→ **Exercise directions**
Would you give the listing again exactly, without its images?

→ **Dataset records**
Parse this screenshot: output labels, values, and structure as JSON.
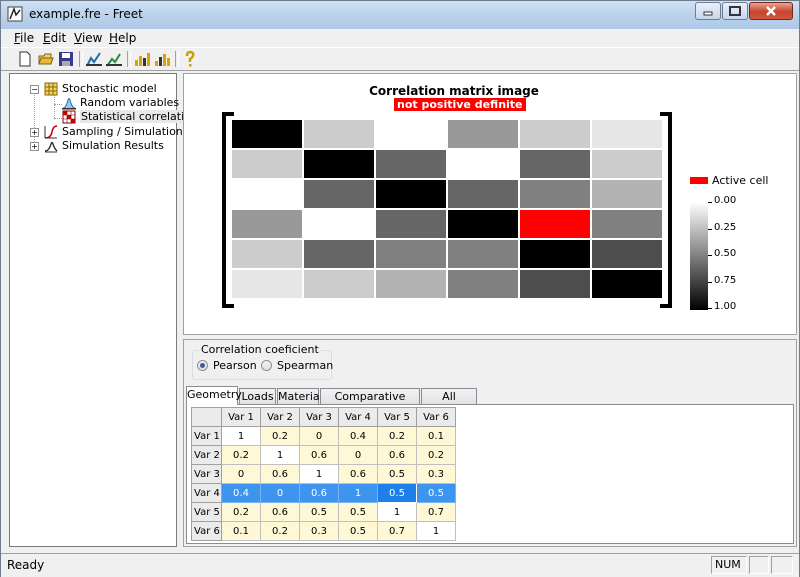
{
  "window": {
    "title": "example.fre - Freet"
  },
  "menu": [
    {
      "label": "File",
      "ul": "F",
      "rest": "ile"
    },
    {
      "label": "Edit",
      "ul": "E",
      "rest": "dit"
    },
    {
      "label": "View",
      "ul": "V",
      "rest": "iew"
    },
    {
      "label": "Help",
      "ul": "H",
      "rest": "elp"
    }
  ],
  "toolbar": {
    "icons": [
      "new-file-icon",
      "open-folder-icon",
      "save-icon",
      "run-icon",
      "run-step-icon",
      "bar-chart-icon",
      "bar-chart-alt-icon",
      "help-icon"
    ]
  },
  "tree": {
    "items": [
      {
        "label": "Stochastic model",
        "icon": "grid-icon"
      },
      {
        "label": "Random variables",
        "icon": "distribution-icon"
      },
      {
        "label": "Statistical correlation",
        "icon": "correlation-matrix-icon",
        "selected": true
      },
      {
        "label": "Sampling / Simulation",
        "icon": "sampling-icon"
      },
      {
        "label": "Simulation Results",
        "icon": "results-icon"
      }
    ]
  },
  "chart": {
    "title": "Correlation matrix image",
    "subtitle": "not positive definite",
    "legend_active": "Active cell",
    "colorbar_labels": [
      "0.00",
      "0.25",
      "0.50",
      "0.75",
      "1.00"
    ]
  },
  "chart_data": {
    "type": "heatmap",
    "title": "Correlation matrix image",
    "subtitle": "not positive definite",
    "rows": [
      "Var 1",
      "Var 2",
      "Var 3",
      "Var 4",
      "Var 5",
      "Var 6"
    ],
    "cols": [
      "Var 1",
      "Var 2",
      "Var 3",
      "Var 4",
      "Var 5",
      "Var 6"
    ],
    "values": [
      [
        1,
        0.2,
        0,
        0.4,
        0.2,
        0.1
      ],
      [
        0.2,
        1,
        0.6,
        0,
        0.6,
        0.2
      ],
      [
        0,
        0.6,
        1,
        0.6,
        0.5,
        0.3
      ],
      [
        0.4,
        0,
        0.6,
        1,
        0.5,
        0.5
      ],
      [
        0.2,
        0.6,
        0.5,
        0.5,
        1,
        0.7
      ],
      [
        0.1,
        0.2,
        0.3,
        0.5,
        0.7,
        1
      ]
    ],
    "active_cell": [
      3,
      4
    ],
    "active_color": "#ff0000",
    "color_scale": {
      "min": 0,
      "max": 1,
      "low_color": "#ffffff",
      "high_color": "#000000"
    }
  },
  "correlation": {
    "group_title": "Correlation coeficient",
    "options": [
      "Pearson",
      "Spearman"
    ],
    "selected": "Pearson"
  },
  "tabs": [
    "Geometry",
    "Loads",
    "Material",
    "Comparative values",
    "All variables"
  ],
  "active_tab": "Geometry",
  "grid": {
    "col_headers": [
      "Var 1",
      "Var 2",
      "Var 3",
      "Var 4",
      "Var 5",
      "Var 6"
    ],
    "rows": [
      {
        "header": "Var 1",
        "cells": [
          "1",
          "0.2",
          "0",
          "0.4",
          "0.2",
          "0.1"
        ]
      },
      {
        "header": "Var 2",
        "cells": [
          "0.2",
          "1",
          "0.6",
          "0",
          "0.6",
          "0.2"
        ]
      },
      {
        "header": "Var 3",
        "cells": [
          "0",
          "0.6",
          "1",
          "0.6",
          "0.5",
          "0.3"
        ]
      },
      {
        "header": "Var 4",
        "cells": [
          "0.4",
          "0",
          "0.6",
          "1",
          "0.5",
          "0.5"
        ]
      },
      {
        "header": "Var 5",
        "cells": [
          "0.2",
          "0.6",
          "0.5",
          "0.5",
          "1",
          "0.7"
        ]
      },
      {
        "header": "Var 6",
        "cells": [
          "0.1",
          "0.2",
          "0.3",
          "0.5",
          "0.7",
          "1"
        ]
      }
    ],
    "selected_row": 3,
    "focus_col": 4
  },
  "status": {
    "text": "Ready",
    "indicator": "NUM"
  }
}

→ **Task answer**
Parse this screenshot: output labels, values, and structure as JSON.
{
  "window": {
    "title": "example.fre - Freet"
  },
  "menu": [
    {
      "label": "File",
      "ul": "F",
      "rest": "ile"
    },
    {
      "label": "Edit",
      "ul": "E",
      "rest": "dit"
    },
    {
      "label": "View",
      "ul": "V",
      "rest": "iew"
    },
    {
      "label": "Help",
      "ul": "H",
      "rest": "elp"
    }
  ],
  "toolbar": {
    "icons": [
      "new-file-icon",
      "open-folder-icon",
      "save-icon",
      "run-icon",
      "run-step-icon",
      "bar-chart-icon",
      "bar-chart-alt-icon",
      "help-icon"
    ]
  },
  "tree": {
    "items": [
      {
        "label": "Stochastic model",
        "icon": "grid-icon"
      },
      {
        "label": "Random variables",
        "icon": "distribution-icon"
      },
      {
        "label": "Statistical correlation",
        "icon": "correlation-matrix-icon",
        "selected": true
      },
      {
        "label": "Sampling / Simulation",
        "icon": "sampling-icon"
      },
      {
        "label": "Simulation Results",
        "icon": "results-icon"
      }
    ]
  },
  "chart": {
    "title": "Correlation matrix image",
    "subtitle": "not positive definite",
    "legend_active": "Active cell",
    "colorbar_labels": [
      "0.00",
      "0.25",
      "0.50",
      "0.75",
      "1.00"
    ]
  },
  "chart_data": {
    "type": "heatmap",
    "title": "Correlation matrix image",
    "subtitle": "not positive definite",
    "rows": [
      "Var 1",
      "Var 2",
      "Var 3",
      "Var 4",
      "Var 5",
      "Var 6"
    ],
    "cols": [
      "Var 1",
      "Var 2",
      "Var 3",
      "Var 4",
      "Var 5",
      "Var 6"
    ],
    "values": [
      [
        1,
        0.2,
        0,
        0.4,
        0.2,
        0.1
      ],
      [
        0.2,
        1,
        0.6,
        0,
        0.6,
        0.2
      ],
      [
        0,
        0.6,
        1,
        0.6,
        0.5,
        0.3
      ],
      [
        0.4,
        0,
        0.6,
        1,
        0.5,
        0.5
      ],
      [
        0.2,
        0.6,
        0.5,
        0.5,
        1,
        0.7
      ],
      [
        0.1,
        0.2,
        0.3,
        0.5,
        0.7,
        1
      ]
    ],
    "active_cell": [
      3,
      4
    ],
    "active_color": "#ff0000",
    "color_scale": {
      "min": 0,
      "max": 1,
      "low_color": "#ffffff",
      "high_color": "#000000"
    }
  },
  "correlation": {
    "group_title": "Correlation coeficient",
    "options": [
      "Pearson",
      "Spearman"
    ],
    "selected": "Pearson"
  },
  "tabs": [
    "Geometry",
    "Loads",
    "Material",
    "Comparative values",
    "All variables"
  ],
  "active_tab": "Geometry",
  "grid": {
    "col_headers": [
      "Var 1",
      "Var 2",
      "Var 3",
      "Var 4",
      "Var 5",
      "Var 6"
    ],
    "rows": [
      {
        "header": "Var 1",
        "cells": [
          "1",
          "0.2",
          "0",
          "0.4",
          "0.2",
          "0.1"
        ]
      },
      {
        "header": "Var 2",
        "cells": [
          "0.2",
          "1",
          "0.6",
          "0",
          "0.6",
          "0.2"
        ]
      },
      {
        "header": "Var 3",
        "cells": [
          "0",
          "0.6",
          "1",
          "0.6",
          "0.5",
          "0.3"
        ]
      },
      {
        "header": "Var 4",
        "cells": [
          "0.4",
          "0",
          "0.6",
          "1",
          "0.5",
          "0.5"
        ]
      },
      {
        "header": "Var 5",
        "cells": [
          "0.2",
          "0.6",
          "0.5",
          "0.5",
          "1",
          "0.7"
        ]
      },
      {
        "header": "Var 6",
        "cells": [
          "0.1",
          "0.2",
          "0.3",
          "0.5",
          "0.7",
          "1"
        ]
      }
    ],
    "selected_row": 3,
    "focus_col": 4
  },
  "status": {
    "text": "Ready",
    "indicator": "NUM"
  }
}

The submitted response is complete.